His protagonists are often misfits, or at least maladjusted in some way, and therefore they stand in some sense outside of mainstream society looking in. In this book, good reasons are given for this, such as lack of maturity, or past trauma. But let's face it; we all like to root for the underdog. And this makes it all the more possible to get into these stories.
Steve seems to enjoy sports. I surmise this from the way in which his characters participate in them with such great intensity. Steve can convey the adrenaline of the individual team member as well as the spellbound fascination of the spectators.
I suspect that Steve also has a great affection for animals. For he writes about them, sometimes with humour and sometimes with pathos. He tries something here which I think is new for him: one tail tale is narrated partly from an animal's point of view!
I know that Steve is an educator as well as a writer. His specialty is math and sciences so I doubt whether he ever delivered a history lecture quite like the lesson described in one particular story. But I still had fun imagining him in the role of the teacher.
As for his personal life, I don't know any more about that than a friend should, but I think Steve must be a bit of a hopeless romantic. Why do I say this? Well, in this collection there are a number of cases in which couples find each other and true love, despite histories and circumstances which have rendered success less than likely. And one is both amused and delighted by the way in which they beat the odds.

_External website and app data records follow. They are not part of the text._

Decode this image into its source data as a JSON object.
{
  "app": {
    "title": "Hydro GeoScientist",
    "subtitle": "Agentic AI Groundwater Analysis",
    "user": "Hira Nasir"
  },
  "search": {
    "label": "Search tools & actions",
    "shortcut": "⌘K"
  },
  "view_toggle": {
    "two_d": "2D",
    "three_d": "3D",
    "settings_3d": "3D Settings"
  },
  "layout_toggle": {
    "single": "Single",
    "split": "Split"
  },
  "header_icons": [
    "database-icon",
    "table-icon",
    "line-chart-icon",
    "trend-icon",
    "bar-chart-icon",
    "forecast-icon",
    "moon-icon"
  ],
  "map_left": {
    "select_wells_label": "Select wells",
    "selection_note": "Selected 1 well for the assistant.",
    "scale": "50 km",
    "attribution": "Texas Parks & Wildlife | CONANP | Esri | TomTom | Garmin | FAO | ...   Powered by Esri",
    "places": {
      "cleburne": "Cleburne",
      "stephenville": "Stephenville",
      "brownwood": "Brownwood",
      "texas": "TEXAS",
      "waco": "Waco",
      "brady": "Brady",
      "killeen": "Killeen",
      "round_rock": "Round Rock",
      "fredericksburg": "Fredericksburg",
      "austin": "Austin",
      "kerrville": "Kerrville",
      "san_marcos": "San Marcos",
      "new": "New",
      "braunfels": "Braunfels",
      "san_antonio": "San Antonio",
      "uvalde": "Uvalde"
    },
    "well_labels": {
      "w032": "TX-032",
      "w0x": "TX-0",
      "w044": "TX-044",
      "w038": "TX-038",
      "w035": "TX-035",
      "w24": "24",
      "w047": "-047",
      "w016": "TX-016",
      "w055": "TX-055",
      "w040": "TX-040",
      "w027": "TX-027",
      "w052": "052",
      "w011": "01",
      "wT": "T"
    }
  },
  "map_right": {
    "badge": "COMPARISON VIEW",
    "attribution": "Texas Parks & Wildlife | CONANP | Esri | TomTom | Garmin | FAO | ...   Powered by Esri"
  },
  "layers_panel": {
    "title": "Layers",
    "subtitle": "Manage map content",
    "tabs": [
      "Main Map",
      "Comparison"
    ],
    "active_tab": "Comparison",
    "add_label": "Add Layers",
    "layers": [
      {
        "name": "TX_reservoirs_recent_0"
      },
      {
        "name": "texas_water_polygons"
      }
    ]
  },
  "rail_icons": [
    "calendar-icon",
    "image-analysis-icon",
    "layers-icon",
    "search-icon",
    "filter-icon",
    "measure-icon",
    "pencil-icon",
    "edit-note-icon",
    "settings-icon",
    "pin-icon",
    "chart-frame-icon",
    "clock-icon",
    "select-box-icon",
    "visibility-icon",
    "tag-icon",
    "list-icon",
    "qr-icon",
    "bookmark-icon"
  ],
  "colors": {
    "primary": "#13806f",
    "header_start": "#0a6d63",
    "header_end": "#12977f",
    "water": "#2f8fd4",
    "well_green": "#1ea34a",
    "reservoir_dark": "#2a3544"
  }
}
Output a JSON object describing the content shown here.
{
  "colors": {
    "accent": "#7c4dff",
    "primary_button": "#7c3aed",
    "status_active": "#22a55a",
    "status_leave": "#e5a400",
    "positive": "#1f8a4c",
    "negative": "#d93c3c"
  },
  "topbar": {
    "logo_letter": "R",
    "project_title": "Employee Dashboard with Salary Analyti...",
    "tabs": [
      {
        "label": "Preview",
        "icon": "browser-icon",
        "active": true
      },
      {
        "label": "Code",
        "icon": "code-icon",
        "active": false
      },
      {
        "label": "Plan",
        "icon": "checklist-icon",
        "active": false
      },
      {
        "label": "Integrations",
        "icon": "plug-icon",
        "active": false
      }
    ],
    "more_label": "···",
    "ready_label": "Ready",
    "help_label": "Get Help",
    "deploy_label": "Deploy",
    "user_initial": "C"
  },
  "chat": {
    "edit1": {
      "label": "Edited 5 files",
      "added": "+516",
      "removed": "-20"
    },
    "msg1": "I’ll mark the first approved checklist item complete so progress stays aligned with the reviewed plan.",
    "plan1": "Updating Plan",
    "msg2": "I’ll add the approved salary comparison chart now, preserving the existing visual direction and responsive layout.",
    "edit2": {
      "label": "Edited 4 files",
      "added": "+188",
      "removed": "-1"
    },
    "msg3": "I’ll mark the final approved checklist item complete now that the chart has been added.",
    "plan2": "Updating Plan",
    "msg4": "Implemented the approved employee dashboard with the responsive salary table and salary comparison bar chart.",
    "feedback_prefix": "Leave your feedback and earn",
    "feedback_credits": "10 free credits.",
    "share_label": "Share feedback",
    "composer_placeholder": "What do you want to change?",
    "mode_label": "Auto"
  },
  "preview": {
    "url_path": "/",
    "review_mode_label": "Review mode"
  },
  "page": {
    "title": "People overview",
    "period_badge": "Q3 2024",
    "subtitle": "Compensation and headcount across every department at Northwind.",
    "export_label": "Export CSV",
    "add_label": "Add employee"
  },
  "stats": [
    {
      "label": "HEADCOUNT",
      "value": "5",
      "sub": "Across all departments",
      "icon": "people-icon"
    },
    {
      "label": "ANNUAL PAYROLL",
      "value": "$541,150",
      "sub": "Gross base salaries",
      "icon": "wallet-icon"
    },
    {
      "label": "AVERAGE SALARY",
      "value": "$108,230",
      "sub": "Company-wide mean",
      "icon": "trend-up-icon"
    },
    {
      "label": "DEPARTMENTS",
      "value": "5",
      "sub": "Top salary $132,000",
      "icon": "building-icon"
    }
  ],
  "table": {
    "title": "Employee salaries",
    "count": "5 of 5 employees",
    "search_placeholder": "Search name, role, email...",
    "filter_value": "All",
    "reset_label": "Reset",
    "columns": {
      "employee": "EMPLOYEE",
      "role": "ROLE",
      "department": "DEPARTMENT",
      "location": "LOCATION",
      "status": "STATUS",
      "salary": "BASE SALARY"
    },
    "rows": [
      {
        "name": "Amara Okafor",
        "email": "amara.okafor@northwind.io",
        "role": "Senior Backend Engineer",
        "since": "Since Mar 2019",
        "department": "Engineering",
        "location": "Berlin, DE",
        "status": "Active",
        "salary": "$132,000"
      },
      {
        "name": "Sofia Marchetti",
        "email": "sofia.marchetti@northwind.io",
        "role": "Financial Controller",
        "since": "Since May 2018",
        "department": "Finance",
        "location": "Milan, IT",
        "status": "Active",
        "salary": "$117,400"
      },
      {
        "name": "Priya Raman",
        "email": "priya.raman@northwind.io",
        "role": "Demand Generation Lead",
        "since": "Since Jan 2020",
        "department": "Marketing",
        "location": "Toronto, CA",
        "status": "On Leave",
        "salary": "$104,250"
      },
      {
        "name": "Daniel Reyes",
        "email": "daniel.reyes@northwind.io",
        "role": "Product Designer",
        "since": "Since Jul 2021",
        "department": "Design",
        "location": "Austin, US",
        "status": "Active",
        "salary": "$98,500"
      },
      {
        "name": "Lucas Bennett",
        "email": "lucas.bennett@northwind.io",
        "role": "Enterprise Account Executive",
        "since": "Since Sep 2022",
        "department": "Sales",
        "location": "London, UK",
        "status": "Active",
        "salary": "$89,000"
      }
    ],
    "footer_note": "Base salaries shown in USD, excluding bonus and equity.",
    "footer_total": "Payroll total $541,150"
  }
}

While the tales in his previous collections were quite short, Steve has in the meantime tried his hand at another genre and produced a novel. So I think perhaps this is why these stories vary more in length and structure. But he still has the knack of packing a lot of detail in a few pages and providing some surprise endings.